**Task to carry out:** Would you give the entries again word for word, with no pictures in the copy?

**Entries shown:**
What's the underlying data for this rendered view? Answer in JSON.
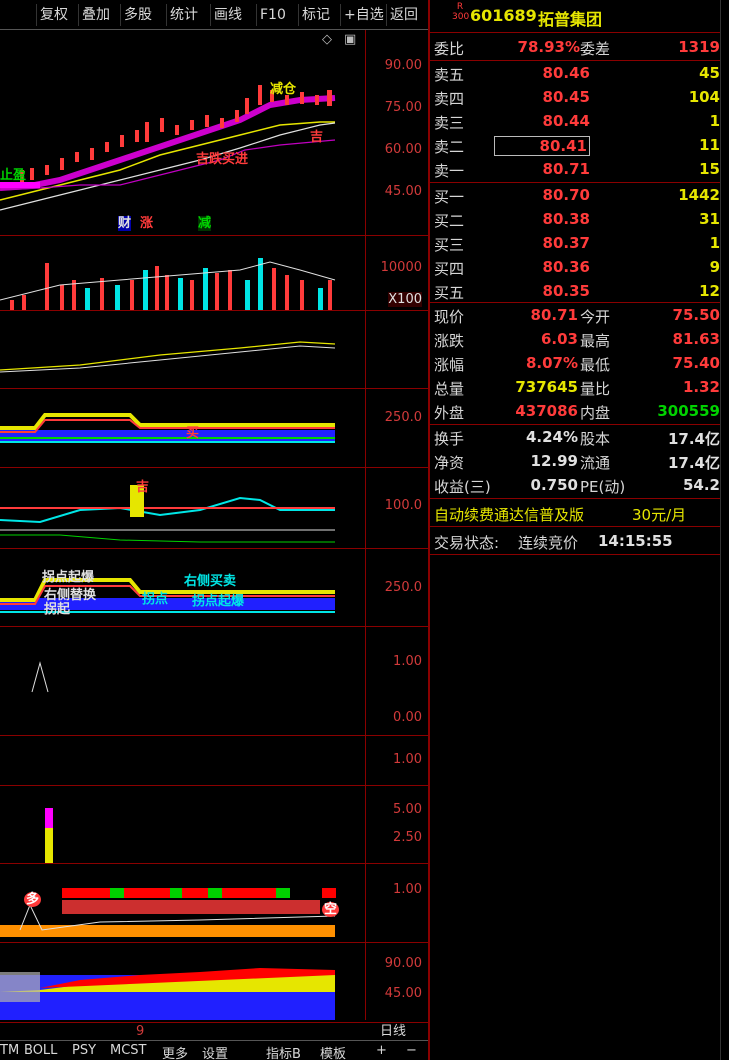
{
  "toolbar": {
    "buttons": [
      "复权",
      "叠加",
      "多股",
      "统计",
      "画线",
      "F10",
      "标记",
      "+自选",
      "返回"
    ]
  },
  "stock": {
    "index_badge_top": "R",
    "index_badge_bottom": "300",
    "code": "601689",
    "name": "拓普集团"
  },
  "ratio": {
    "wb_label": "委比",
    "wb_value": "78.93%",
    "wc_label": "委差",
    "wc_value": "1319"
  },
  "sell_orders": [
    {
      "label": "卖五",
      "price": "80.46",
      "volume": "45"
    },
    {
      "label": "卖四",
      "price": "80.45",
      "volume": "104"
    },
    {
      "label": "卖三",
      "price": "80.44",
      "volume": "1"
    },
    {
      "label": "卖二",
      "price": "80.41",
      "volume": "11"
    },
    {
      "label": "卖一",
      "price": "80.71",
      "volume": "15"
    }
  ],
  "buy_orders": [
    {
      "label": "买一",
      "price": "80.70",
      "volume": "1442"
    },
    {
      "label": "买二",
      "price": "80.38",
      "volume": "31"
    },
    {
      "label": "买三",
      "price": "80.37",
      "volume": "1"
    },
    {
      "label": "买四",
      "price": "80.36",
      "volume": "9"
    },
    {
      "label": "买五",
      "price": "80.35",
      "volume": "12"
    }
  ],
  "stats": [
    {
      "l1": "现价",
      "v1": "80.71",
      "l2": "今开",
      "v2": "75.50"
    },
    {
      "l1": "涨跌",
      "v1": "6.03",
      "l2": "最高",
      "v2": "81.63"
    },
    {
      "l1": "涨幅",
      "v1": "8.07%",
      "l2": "最低",
      "v2": "75.40"
    },
    {
      "l1": "总量",
      "v1": "737645",
      "l2": "量比",
      "v2": "1.32"
    },
    {
      "l1": "外盘",
      "v1": "437086",
      "l2": "内盘",
      "v2": "300559"
    }
  ],
  "fundamentals": [
    {
      "l1": "换手",
      "v1": "4.24%",
      "l2": "股本",
      "v2": "17.4亿"
    },
    {
      "l1": "净资",
      "v1": "12.99",
      "l2": "流通",
      "v2": "17.4亿"
    },
    {
      "l1": "收益(三)",
      "v1": "0.750",
      "l2": "PE(动)",
      "v2": "54.2"
    }
  ],
  "promo": {
    "text": "自动续费通达信普及版",
    "price": "30元/月"
  },
  "trade_status": {
    "label": "交易状态:",
    "value": "连续竞价",
    "time": "14:15:55"
  },
  "axis_labels": {
    "main": [
      "90.00",
      "75.00",
      "60.00",
      "45.00"
    ],
    "volume": [
      "10000",
      "X100"
    ],
    "p3": [
      "250.0"
    ],
    "p4": [
      "100.0"
    ],
    "p5": [
      "250.0"
    ],
    "p6": [
      "1.00",
      "0.00"
    ],
    "p7": [
      "1.00"
    ],
    "p8": [
      "5.00",
      "2.50"
    ],
    "p9": [
      "1.00"
    ],
    "p10": [
      "90.00",
      "45.00"
    ]
  },
  "chart_labels": {
    "jianchang": "减仓",
    "zhiying": "止盈",
    "fei": "财",
    "zhang": "涨",
    "jian": "减",
    "duodi": "吉跌买进",
    "qianshou": "吉",
    "mai": "买",
    "ql": "吉",
    "k": "拐点",
    "gdqb": "拐点起爆",
    "ycmm": "右侧买卖",
    "jiaqi": "拐点起爆",
    "rbx": "右侧替换",
    "sqi": "拐起",
    "duo": "多",
    "kong": "空",
    "bottom_tick": "9",
    "period": "日线"
  },
  "bottom_tabs": [
    "TM",
    "BOLL",
    "PSY",
    "MCST",
    "更多",
    "设置",
    "指标B",
    "模板",
    "+",
    "−"
  ],
  "colors": {
    "red": "#ff3b3b",
    "green": "#00d200",
    "yellow": "#e6e600",
    "cyan": "#00e6e6",
    "magenta": "#ff00ff",
    "blue": "#2020ff",
    "orange": "#ff9000",
    "white": "#e0e0e0"
  }
}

**Answer below:**
What's the underlying data for this rendered view? Answer in JSON.
{
  "toolbar": {
    "buttons": [
      "复权",
      "叠加",
      "多股",
      "统计",
      "画线",
      "F10",
      "标记",
      "+自选",
      "返回"
    ]
  },
  "stock": {
    "index_badge_top": "R",
    "index_badge_bottom": "300",
    "code": "601689",
    "name": "拓普集团"
  },
  "ratio": {
    "wb_label": "委比",
    "wb_value": "78.93%",
    "wc_label": "委差",
    "wc_value": "1319"
  },
  "sell_orders": [
    {
      "label": "卖五",
      "price": "80.46",
      "volume": "45"
    },
    {
      "label": "卖四",
      "price": "80.45",
      "volume": "104"
    },
    {
      "label": "卖三",
      "price": "80.44",
      "volume": "1"
    },
    {
      "label": "卖二",
      "price": "80.41",
      "volume": "11"
    },
    {
      "label": "卖一",
      "price": "80.71",
      "volume": "15"
    }
  ],
  "buy_orders": [
    {
      "label": "买一",
      "price": "80.70",
      "volume": "1442"
    },
    {
      "label": "买二",
      "price": "80.38",
      "volume": "31"
    },
    {
      "label": "买三",
      "price": "80.37",
      "volume": "1"
    },
    {
      "label": "买四",
      "price": "80.36",
      "volume": "9"
    },
    {
      "label": "买五",
      "price": "80.35",
      "volume": "12"
    }
  ],
  "stats": [
    {
      "l1": "现价",
      "v1": "80.71",
      "l2": "今开",
      "v2": "75.50"
    },
    {
      "l1": "涨跌",
      "v1": "6.03",
      "l2": "最高",
      "v2": "81.63"
    },
    {
      "l1": "涨幅",
      "v1": "8.07%",
      "l2": "最低",
      "v2": "75.40"
    },
    {
      "l1": "总量",
      "v1": "737645",
      "l2": "量比",
      "v2": "1.32"
    },
    {
      "l1": "外盘",
      "v1": "437086",
      "l2": "内盘",
      "v2": "300559"
    }
  ],
  "fundamentals": [
    {
      "l1": "换手",
      "v1": "4.24%",
      "l2": "股本",
      "v2": "17.4亿"
    },
    {
      "l1": "净资",
      "v1": "12.99",
      "l2": "流通",
      "v2": "17.4亿"
    },
    {
      "l1": "收益(三)",
      "v1": "0.750",
      "l2": "PE(动)",
      "v2": "54.2"
    }
  ],
  "promo": {
    "text": "自动续费通达信普及版",
    "price": "30元/月"
  },
  "trade_status": {
    "label": "交易状态:",
    "value": "连续竞价",
    "time": "14:15:55"
  },
  "axis_labels": {
    "main": [
      "90.00",
      "75.00",
      "60.00",
      "45.00"
    ],
    "volume": [
      "10000",
      "X100"
    ],
    "p3": [
      "250.0"
    ],
    "p4": [
      "100.0"
    ],
    "p5": [
      "250.0"
    ],
    "p6": [
      "1.00",
      "0.00"
    ],
    "p7": [
      "1.00"
    ],
    "p8": [
      "5.00",
      "2.50"
    ],
    "p9": [
      "1.00"
    ],
    "p10": [
      "90.00",
      "45.00"
    ]
  },
  "chart_labels": {
    "jianchang": "减仓",
    "zhiying": "止盈",
    "fei": "财",
    "zhang": "涨",
    "jian": "减",
    "duodi": "吉跌买进",
    "qianshou": "吉",
    "mai": "买",
    "ql": "吉",
    "k": "拐点",
    "gdqb": "拐点起爆",
    "ycmm": "右侧买卖",
    "jiaqi": "拐点起爆",
    "rbx": "右侧替换",
    "sqi": "拐起",
    "duo": "多",
    "kong": "空",
    "bottom_tick": "9",
    "period": "日线"
  },
  "bottom_tabs": [
    "TM",
    "BOLL",
    "PSY",
    "MCST",
    "更多",
    "设置",
    "指标B",
    "模板",
    "+",
    "−"
  ],
  "colors": {
    "red": "#ff3b3b",
    "green": "#00d200",
    "yellow": "#e6e600",
    "cyan": "#00e6e6",
    "magenta": "#ff00ff",
    "blue": "#2020ff",
    "orange": "#ff9000",
    "white": "#e0e0e0"
  }
}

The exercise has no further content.